PROBLEM REQUIREMENTS » Please report each line of the data below that contains "title".

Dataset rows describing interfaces
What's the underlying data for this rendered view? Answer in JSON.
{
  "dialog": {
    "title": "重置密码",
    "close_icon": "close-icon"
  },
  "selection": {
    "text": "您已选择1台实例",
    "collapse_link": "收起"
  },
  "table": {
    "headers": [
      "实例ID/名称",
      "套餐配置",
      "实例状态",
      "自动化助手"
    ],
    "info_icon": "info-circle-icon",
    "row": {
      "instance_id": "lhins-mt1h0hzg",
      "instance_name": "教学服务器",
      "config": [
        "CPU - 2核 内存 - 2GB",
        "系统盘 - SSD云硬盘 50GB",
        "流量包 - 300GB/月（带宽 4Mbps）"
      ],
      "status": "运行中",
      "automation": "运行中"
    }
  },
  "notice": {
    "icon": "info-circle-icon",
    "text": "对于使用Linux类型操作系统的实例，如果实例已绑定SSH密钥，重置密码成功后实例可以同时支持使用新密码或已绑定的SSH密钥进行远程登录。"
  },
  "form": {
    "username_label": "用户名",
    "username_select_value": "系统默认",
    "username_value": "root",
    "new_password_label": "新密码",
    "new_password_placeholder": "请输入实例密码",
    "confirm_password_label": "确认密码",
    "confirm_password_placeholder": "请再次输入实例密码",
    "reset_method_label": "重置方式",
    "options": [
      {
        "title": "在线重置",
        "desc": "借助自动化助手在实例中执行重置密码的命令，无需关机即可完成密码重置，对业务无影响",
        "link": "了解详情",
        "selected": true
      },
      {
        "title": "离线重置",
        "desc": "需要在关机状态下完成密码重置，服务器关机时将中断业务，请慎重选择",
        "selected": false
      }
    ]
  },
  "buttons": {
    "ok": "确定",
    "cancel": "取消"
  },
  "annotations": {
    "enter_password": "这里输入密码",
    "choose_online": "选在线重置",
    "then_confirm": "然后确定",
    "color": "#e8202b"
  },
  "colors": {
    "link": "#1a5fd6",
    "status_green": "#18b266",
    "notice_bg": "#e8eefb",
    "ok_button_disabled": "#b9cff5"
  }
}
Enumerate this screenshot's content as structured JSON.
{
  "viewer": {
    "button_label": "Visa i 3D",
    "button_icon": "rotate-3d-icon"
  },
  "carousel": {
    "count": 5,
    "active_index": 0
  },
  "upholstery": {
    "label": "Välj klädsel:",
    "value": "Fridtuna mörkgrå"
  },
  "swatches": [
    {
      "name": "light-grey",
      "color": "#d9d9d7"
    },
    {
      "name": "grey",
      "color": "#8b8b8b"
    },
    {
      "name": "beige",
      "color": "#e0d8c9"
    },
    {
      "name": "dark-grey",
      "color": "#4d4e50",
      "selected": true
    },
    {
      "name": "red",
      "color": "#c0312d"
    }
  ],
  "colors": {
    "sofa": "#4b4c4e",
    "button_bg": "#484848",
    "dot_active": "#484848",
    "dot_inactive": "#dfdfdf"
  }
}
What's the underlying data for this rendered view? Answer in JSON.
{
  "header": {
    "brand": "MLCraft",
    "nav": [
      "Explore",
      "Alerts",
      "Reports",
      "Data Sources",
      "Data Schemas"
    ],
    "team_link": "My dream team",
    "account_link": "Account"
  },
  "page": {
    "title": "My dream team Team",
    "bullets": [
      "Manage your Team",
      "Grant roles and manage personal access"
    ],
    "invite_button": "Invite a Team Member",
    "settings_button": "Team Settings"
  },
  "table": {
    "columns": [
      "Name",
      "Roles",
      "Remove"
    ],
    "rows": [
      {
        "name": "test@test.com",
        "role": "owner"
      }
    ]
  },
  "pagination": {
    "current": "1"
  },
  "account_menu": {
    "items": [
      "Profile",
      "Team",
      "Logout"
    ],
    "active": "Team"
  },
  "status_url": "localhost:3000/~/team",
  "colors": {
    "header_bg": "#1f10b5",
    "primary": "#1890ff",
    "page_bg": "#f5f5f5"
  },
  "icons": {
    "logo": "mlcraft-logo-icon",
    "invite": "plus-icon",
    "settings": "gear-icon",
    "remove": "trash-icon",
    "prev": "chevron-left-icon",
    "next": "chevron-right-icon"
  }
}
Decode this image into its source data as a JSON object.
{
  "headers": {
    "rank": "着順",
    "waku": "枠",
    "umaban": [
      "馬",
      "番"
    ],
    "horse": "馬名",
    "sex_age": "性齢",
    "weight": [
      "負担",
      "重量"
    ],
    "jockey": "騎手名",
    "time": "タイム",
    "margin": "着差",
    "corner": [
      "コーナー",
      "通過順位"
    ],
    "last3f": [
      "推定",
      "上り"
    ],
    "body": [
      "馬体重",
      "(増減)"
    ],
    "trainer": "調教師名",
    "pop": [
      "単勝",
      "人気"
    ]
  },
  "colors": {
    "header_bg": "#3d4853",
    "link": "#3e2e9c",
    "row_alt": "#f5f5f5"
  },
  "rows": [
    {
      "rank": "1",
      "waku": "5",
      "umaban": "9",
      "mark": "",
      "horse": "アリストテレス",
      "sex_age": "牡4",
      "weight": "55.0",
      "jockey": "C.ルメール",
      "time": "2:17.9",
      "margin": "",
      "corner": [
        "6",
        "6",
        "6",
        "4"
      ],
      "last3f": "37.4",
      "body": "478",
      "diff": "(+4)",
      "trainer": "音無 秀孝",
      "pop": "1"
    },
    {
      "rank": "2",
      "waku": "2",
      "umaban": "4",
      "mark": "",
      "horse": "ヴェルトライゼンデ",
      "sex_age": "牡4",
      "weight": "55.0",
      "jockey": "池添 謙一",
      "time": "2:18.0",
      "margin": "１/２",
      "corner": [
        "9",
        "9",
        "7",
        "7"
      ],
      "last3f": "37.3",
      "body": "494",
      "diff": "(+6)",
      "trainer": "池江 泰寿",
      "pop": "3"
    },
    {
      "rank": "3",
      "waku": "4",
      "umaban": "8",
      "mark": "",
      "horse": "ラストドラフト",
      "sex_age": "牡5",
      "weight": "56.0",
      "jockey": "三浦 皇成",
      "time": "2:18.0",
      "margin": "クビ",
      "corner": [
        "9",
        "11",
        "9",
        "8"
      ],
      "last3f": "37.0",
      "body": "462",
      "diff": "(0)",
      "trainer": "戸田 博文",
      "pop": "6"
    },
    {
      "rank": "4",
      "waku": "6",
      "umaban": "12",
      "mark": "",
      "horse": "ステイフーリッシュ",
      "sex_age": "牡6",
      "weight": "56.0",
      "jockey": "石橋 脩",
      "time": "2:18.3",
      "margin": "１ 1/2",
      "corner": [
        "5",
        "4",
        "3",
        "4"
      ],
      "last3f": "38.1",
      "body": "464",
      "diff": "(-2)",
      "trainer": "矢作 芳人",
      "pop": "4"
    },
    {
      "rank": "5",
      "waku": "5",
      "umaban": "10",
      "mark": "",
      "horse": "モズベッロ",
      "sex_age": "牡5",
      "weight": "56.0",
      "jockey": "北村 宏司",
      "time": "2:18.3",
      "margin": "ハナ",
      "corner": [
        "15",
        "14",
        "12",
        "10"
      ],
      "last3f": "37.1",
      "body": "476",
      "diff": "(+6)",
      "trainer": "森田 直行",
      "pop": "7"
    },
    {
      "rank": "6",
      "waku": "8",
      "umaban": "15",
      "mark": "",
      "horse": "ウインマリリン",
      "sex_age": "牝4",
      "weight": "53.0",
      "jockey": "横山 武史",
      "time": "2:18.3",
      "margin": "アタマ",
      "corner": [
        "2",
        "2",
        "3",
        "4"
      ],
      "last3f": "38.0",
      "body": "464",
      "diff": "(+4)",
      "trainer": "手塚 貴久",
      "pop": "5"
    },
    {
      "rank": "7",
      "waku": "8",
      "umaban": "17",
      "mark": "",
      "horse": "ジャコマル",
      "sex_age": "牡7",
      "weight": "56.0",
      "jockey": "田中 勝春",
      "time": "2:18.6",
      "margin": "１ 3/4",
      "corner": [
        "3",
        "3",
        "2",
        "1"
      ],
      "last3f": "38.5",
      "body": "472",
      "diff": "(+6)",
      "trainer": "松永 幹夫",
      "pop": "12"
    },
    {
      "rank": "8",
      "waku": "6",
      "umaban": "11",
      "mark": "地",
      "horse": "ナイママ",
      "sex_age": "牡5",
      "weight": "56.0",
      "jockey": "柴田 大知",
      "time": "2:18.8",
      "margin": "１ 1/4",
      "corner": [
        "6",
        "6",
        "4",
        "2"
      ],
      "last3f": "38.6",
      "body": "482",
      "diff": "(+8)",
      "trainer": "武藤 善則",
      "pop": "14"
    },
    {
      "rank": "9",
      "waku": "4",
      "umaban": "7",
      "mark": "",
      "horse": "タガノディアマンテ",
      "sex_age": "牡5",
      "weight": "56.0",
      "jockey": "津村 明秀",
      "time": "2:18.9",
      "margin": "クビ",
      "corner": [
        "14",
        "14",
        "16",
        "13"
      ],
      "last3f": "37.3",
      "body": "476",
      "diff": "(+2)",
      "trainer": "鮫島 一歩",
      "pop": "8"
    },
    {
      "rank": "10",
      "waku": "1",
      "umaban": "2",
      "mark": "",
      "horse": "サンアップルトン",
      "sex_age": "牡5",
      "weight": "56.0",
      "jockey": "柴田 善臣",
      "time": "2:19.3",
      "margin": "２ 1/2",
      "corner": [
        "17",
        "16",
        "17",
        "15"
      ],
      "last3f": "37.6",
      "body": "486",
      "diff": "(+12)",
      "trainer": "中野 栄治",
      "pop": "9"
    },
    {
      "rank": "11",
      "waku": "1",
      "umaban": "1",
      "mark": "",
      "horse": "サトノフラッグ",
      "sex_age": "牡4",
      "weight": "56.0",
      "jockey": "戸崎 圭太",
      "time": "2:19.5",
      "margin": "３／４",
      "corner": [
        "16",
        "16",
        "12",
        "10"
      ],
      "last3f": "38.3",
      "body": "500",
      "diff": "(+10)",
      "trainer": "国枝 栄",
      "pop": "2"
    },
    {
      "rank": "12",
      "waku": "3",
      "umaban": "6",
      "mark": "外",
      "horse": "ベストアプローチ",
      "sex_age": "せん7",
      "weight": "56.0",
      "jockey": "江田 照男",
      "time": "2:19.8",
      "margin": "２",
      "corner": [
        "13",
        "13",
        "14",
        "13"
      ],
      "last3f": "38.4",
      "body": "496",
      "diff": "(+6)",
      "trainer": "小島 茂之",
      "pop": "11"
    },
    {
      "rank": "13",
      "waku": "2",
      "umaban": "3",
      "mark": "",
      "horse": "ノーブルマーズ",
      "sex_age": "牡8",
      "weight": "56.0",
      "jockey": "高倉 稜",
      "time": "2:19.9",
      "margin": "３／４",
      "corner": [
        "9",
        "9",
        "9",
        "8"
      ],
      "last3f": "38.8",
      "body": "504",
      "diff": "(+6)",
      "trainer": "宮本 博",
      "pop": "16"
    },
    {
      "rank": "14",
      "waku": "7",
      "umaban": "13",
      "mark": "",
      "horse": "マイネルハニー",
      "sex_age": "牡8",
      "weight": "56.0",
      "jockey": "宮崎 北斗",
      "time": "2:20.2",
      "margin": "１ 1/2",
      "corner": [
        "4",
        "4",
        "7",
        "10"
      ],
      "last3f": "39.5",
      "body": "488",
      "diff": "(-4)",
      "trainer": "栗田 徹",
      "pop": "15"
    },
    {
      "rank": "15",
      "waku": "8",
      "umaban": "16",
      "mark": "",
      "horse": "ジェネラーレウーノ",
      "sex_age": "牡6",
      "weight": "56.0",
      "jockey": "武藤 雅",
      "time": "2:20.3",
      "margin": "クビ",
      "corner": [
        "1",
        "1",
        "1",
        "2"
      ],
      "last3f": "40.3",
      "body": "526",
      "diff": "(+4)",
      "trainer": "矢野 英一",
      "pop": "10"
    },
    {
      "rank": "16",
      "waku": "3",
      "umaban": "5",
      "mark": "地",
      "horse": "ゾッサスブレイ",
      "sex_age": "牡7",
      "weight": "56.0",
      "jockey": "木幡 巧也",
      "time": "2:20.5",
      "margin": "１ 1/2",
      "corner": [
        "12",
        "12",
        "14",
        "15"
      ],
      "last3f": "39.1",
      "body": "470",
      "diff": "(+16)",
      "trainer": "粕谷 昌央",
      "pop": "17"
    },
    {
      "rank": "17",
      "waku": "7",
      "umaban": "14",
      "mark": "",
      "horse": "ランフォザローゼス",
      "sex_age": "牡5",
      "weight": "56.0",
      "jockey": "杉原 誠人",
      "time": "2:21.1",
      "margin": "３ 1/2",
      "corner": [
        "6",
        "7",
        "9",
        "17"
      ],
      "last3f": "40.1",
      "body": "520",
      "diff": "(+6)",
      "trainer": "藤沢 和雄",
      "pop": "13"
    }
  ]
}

SOLUTION TO THE PROBLEM »
    "title": "重置密码",
        "title": "在线重置",
        "title": "离线重置",
    "title": "My dream team Team",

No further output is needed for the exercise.